South Korea's impeached president held a rare meeting with reporters Sunday to deny allegations that she colluded with her longtime friend Choi Soon-sil to extort money and favors from Korean conglomerates.
It was the first time Park has spoken to the media since being impeached by parliament on December 9.
She told the selected reporters the charges against her were "fabrication and falsehood" and that she was "completely framed."
"The matter is under investigation, so I can't make detailed explanations that might put both sides in trouble, but what I can assure you is that I have never conspired with anyone or did anything to give favors to someone, not even by a bit," Park said, according the minutes of the meeting that were provided by her office.
Park has apologized numerous times and has maintained the actions she took were in the national interest.
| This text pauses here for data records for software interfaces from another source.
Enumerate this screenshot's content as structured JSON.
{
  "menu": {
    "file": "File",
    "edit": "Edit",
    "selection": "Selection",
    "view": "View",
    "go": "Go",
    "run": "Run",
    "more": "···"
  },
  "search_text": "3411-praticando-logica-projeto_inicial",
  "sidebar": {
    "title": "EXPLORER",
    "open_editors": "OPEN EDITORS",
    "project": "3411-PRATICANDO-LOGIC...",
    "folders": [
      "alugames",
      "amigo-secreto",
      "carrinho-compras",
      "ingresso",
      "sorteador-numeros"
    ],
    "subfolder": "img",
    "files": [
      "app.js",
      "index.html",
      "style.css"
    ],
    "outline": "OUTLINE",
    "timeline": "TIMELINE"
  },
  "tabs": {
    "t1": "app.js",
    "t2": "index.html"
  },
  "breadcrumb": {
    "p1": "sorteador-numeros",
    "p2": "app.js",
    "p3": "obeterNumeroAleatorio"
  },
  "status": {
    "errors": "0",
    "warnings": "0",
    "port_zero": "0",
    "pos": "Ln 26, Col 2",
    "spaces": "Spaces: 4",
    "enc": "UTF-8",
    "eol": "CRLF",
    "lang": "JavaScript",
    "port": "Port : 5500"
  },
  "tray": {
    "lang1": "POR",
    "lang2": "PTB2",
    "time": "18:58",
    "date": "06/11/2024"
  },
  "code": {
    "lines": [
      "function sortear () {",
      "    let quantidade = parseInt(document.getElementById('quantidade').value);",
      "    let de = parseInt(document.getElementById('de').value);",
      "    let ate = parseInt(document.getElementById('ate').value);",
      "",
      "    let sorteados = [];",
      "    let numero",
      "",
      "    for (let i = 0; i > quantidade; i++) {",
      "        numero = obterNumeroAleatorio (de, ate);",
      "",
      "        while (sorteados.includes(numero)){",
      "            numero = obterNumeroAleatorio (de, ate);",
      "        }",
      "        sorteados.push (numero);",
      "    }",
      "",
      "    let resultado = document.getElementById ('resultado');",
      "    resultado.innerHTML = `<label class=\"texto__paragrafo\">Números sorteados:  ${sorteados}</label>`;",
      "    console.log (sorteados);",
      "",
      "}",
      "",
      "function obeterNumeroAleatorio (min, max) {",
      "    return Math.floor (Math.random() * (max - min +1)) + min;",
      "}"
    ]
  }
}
She insists she never personally benefited from her 18 years of public service.
FILE - A man walks by a bus stop displayed with posters depicting impeached South Korea's President Park Geun-hye in pink manipulating three of her aides while she is also manipulated as a marionette by her jailed confidante Choi Soon-sil, seen above Park's left
The president's image as a strong and incorruptible leader crumbled under allegations her longtime friend, Choi, secretly exploited her close relationship with Park to force Korean conglomerates to donate nearly $65 million to two dubious foundations, while at the same time funneling some of the funds and lucrative side contracts to companies owned by herself and her friends.
Choi is currently detained while on trial.
The Constitutional Court is reviewing the impeachment motion, a process that can take up to six months. If the court affirms, a new presidential election will be scheduled within two months of the ruling.
Prime Minister Hwang Kyo-ahn assumed the rule as government caretaker after Park was impeached.
On Tuesday, 29 legislators split from South Korea's ruling Saenuri Party over the corruption scandal. The lawmakers established a new party, unofficially named the New Conservative Party for Reform, that will launch on January 24.
The new party hopes to win the support of conservative voters who are displeased with the ruling party before the next presidential election. As part of the effort, the new party may try to convince outgoing United Nations Secretary-General Ban Ki-moon to be its presidential candidate.